In the records that come next, find every line with "structure". Return those lines.

Interface dataset entries:
──────────────────────────────

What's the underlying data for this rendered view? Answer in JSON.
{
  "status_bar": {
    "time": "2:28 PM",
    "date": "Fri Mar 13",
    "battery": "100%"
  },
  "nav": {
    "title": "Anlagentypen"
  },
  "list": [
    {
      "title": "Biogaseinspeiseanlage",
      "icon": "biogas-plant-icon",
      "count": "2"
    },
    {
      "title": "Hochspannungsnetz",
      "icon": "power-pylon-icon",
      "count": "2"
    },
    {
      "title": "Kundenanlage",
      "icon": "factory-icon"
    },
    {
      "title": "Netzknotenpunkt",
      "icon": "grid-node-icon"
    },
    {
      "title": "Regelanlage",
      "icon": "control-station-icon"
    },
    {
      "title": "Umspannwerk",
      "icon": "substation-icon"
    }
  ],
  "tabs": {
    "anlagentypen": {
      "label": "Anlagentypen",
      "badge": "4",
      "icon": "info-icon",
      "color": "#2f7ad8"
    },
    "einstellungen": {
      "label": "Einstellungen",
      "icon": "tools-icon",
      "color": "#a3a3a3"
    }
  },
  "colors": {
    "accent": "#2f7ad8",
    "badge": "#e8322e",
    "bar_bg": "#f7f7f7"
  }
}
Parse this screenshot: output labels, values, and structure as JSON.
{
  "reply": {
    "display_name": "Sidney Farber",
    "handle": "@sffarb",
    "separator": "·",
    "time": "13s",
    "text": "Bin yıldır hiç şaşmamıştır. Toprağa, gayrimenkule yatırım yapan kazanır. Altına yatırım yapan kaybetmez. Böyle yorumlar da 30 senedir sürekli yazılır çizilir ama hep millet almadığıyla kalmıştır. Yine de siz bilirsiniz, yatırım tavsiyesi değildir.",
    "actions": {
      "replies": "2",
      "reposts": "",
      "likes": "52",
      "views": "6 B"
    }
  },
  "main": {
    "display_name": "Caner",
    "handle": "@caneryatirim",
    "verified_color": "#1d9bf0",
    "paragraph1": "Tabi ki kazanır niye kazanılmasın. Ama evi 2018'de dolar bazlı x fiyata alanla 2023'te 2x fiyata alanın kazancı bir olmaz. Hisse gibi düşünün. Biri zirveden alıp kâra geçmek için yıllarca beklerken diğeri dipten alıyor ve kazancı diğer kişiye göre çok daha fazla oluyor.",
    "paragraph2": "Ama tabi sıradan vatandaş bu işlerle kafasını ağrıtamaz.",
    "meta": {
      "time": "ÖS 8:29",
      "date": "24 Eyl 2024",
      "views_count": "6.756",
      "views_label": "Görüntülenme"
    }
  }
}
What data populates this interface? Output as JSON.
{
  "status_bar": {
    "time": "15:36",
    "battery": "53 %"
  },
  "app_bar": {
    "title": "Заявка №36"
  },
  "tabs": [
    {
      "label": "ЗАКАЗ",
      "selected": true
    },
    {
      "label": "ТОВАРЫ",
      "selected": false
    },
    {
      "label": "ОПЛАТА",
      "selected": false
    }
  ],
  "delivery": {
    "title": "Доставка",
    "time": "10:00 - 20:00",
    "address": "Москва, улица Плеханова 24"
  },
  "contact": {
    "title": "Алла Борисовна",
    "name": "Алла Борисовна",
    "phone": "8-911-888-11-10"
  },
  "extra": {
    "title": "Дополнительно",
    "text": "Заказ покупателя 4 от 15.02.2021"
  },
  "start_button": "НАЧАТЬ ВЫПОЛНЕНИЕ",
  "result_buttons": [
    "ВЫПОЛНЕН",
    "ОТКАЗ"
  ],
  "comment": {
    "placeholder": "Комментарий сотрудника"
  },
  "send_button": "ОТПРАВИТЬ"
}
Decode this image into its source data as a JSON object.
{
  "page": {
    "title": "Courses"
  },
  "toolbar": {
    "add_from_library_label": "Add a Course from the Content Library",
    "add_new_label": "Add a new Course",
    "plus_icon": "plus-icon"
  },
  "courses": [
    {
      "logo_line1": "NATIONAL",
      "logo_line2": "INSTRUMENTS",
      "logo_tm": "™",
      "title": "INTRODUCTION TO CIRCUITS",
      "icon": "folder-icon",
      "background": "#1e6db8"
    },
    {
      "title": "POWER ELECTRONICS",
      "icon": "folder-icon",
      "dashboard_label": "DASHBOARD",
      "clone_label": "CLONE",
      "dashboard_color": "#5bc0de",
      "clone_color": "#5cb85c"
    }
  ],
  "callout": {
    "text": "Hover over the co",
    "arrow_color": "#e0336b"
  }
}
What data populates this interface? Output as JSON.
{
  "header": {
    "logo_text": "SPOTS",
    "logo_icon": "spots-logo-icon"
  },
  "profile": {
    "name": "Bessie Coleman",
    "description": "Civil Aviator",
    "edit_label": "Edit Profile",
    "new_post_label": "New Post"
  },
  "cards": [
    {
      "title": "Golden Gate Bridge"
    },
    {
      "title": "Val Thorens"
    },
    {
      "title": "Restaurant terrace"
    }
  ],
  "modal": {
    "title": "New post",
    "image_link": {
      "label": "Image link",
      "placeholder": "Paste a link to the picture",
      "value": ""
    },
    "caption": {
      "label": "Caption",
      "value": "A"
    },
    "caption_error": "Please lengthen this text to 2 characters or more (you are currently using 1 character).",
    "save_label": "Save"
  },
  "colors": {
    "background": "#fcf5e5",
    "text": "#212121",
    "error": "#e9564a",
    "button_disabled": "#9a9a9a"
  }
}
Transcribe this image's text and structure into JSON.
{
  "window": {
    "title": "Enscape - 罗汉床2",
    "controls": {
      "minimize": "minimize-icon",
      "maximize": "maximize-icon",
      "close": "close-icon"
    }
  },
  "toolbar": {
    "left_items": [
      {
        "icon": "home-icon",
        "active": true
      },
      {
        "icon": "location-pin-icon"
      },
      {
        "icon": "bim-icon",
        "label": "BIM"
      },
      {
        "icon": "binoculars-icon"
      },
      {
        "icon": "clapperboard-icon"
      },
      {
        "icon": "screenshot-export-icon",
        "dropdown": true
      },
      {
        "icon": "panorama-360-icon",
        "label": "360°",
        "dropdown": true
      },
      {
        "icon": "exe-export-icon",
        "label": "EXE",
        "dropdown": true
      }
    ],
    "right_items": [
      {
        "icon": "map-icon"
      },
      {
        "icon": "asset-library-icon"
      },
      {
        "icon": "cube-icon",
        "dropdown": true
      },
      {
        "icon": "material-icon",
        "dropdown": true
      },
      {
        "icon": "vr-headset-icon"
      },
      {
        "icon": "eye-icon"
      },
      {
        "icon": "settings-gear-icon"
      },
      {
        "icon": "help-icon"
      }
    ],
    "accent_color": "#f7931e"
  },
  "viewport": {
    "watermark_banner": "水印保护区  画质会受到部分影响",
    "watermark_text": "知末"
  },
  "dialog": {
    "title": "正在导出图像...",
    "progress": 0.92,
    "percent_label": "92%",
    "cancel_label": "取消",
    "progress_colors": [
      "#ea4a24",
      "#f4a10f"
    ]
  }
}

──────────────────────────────

RESULT OF THIS TASK:
Parse this screenshot: output labels, values, and structure as JSON.
Transcribe this image's text and structure into JSON.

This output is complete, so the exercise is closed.